Special Collection: Sustainable Fisheries

Coastal Fisheries Success Factors

Policy & Planning

Embrace Complexity

Address Conflicting Aims

Recognise Context

Operate at Multiple Scales

Ensure Institutional Coherence

Ensure Sustainability

Adapt to Changes

Technical Implementation

Establish Rights & Responsibilities

Change Incrementally

Understand Institutional Fit

Incorporate Politics

Address Costs and Benefits

Get Market Measures Right

community engagement

Understand Dependency

Balance Livelihoods

Build Capacity

Engage Fishers

Address Compliance

Ensure Participation

Link Knowledge Systems


Recognise Context

The level and form of complexity of fisheries and their management is not constant but varies between places. The importance of local context and how it affects fisheries management comes out clearly from many references. Recognizing the importance of the local context in fisheries management and adjusting management measures to accommodate that is very important.

The specific context in which fisheries management is operating will have considerable influence on what works and what does not. In the wider context of wilderness management it has been argued that there are no “right solutions” to management problems and that these should be examined in the context of particular places, peoples, issues, and ecosystems (Belsky, 2000). The local biological, ecological, political economy, and socio-economic aspects of a fishery often determine the success of management initiatives.
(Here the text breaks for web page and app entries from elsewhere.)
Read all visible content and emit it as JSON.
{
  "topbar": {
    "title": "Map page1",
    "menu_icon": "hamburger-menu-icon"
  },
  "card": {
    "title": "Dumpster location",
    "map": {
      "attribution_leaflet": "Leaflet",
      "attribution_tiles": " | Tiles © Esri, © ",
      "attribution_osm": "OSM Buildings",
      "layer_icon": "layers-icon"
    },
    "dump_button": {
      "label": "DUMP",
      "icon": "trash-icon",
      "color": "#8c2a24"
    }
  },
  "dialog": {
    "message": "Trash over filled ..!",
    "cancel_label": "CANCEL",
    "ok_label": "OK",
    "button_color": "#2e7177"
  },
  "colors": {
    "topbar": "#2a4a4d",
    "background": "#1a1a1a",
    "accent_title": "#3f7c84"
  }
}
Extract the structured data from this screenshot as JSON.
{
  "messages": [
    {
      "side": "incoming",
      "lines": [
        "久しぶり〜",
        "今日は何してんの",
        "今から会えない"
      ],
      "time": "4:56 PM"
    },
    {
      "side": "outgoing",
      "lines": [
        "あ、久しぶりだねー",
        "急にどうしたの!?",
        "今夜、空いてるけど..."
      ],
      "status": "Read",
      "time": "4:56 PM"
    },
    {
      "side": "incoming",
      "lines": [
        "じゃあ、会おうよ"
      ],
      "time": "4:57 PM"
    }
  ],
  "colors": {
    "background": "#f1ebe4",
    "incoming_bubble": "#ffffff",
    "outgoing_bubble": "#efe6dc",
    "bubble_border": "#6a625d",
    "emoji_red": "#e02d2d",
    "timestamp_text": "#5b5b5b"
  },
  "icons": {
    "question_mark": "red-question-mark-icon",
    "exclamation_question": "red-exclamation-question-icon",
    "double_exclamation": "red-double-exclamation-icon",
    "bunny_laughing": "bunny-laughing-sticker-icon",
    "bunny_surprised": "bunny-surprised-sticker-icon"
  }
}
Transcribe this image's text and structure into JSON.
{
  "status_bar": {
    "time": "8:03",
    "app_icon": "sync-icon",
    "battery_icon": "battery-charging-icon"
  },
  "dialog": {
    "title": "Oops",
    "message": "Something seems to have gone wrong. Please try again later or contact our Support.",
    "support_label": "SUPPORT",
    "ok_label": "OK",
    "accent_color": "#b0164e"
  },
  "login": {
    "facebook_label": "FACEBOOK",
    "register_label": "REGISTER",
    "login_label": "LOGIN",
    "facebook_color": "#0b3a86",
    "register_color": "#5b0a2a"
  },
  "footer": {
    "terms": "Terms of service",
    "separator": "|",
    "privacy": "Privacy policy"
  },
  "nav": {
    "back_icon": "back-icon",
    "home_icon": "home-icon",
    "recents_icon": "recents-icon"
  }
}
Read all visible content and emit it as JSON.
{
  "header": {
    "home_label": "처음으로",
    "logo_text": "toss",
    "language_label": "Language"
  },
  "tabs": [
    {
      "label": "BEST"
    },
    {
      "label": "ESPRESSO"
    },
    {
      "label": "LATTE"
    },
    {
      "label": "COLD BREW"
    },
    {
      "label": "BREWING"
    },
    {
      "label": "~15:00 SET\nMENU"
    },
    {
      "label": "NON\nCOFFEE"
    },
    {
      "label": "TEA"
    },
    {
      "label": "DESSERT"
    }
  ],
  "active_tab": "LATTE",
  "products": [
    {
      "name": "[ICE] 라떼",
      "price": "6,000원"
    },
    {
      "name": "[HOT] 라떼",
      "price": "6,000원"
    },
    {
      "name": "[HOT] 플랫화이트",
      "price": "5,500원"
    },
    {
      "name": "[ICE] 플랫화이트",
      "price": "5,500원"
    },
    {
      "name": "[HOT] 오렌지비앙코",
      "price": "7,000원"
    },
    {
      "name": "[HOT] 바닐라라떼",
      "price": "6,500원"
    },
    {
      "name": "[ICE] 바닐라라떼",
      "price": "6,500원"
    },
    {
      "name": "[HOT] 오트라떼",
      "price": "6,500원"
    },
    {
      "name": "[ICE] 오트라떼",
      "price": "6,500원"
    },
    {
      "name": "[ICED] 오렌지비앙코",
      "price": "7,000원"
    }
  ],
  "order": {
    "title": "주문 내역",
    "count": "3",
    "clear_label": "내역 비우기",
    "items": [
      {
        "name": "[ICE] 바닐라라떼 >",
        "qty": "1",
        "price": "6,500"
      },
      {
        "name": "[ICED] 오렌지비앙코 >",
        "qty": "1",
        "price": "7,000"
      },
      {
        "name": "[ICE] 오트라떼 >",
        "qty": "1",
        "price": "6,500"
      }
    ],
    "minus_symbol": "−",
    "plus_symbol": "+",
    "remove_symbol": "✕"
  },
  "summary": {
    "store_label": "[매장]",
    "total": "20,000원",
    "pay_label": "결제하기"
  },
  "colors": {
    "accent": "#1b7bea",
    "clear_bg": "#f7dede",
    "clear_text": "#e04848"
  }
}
What works in developed countries will not necessarily worked in developing countries. Guttiérrez et al. (2011) note that countries with high and very high human development indices (HDIs) were more successful at fisheries management than those with low to medium HDI countries. Andrade and Rhodes (2012) note that whilst there is a positive correlation between Gross Domestic Product (GDP) at Purchasing Power Parity (PPP) per capita and compliance with regulations this may well be due to other factors such as political will, corruption, and social inequality. However they also found that population density was negatively correlated with compliance.

Whilst in many parts of the world there is a move towards greater engagement of communities in resource management, this is not always the case. Alpίzar (2006), says of Costa Rica, that the current level of government involvement in marine protection and fisheries management, when compared with that of the community, suggests that at this stage of development a greater role should remain with government. Francis and Bryceson (2001) note that there are weaknesses in both government and traditional institutions in coastal management in Tanzania that need support. Baticados et al. (1998) note that even within the Philippines, fisheries cooperatives on the mainland and on the islands showed significant differences in their capacities.

This pattern of dependence on specific circumstances seems to also affect specific management measures. Robinson (2010, 53) says ”…the first best, ITQs, is barely politically feasible anywhere. Even in the best possible circumstances, in rich, well functioning democracies where the stakes are high, ITQs are highly controversial…If ITQs are not politically feasible in Norway, what chance have they of being adopted in Ghana or Sierra Leone? Very little would be my guess”.

 

Critical Questions

What are the key social, economic, ecological, political and cultural factors that define the local context of the fishery and set it apart?

What are the implications of this local context for fisheries management?

What differences are likely to hinder the local uptake of experiences from elsewhere?

How has that local context been incorporated in the fisheries management process?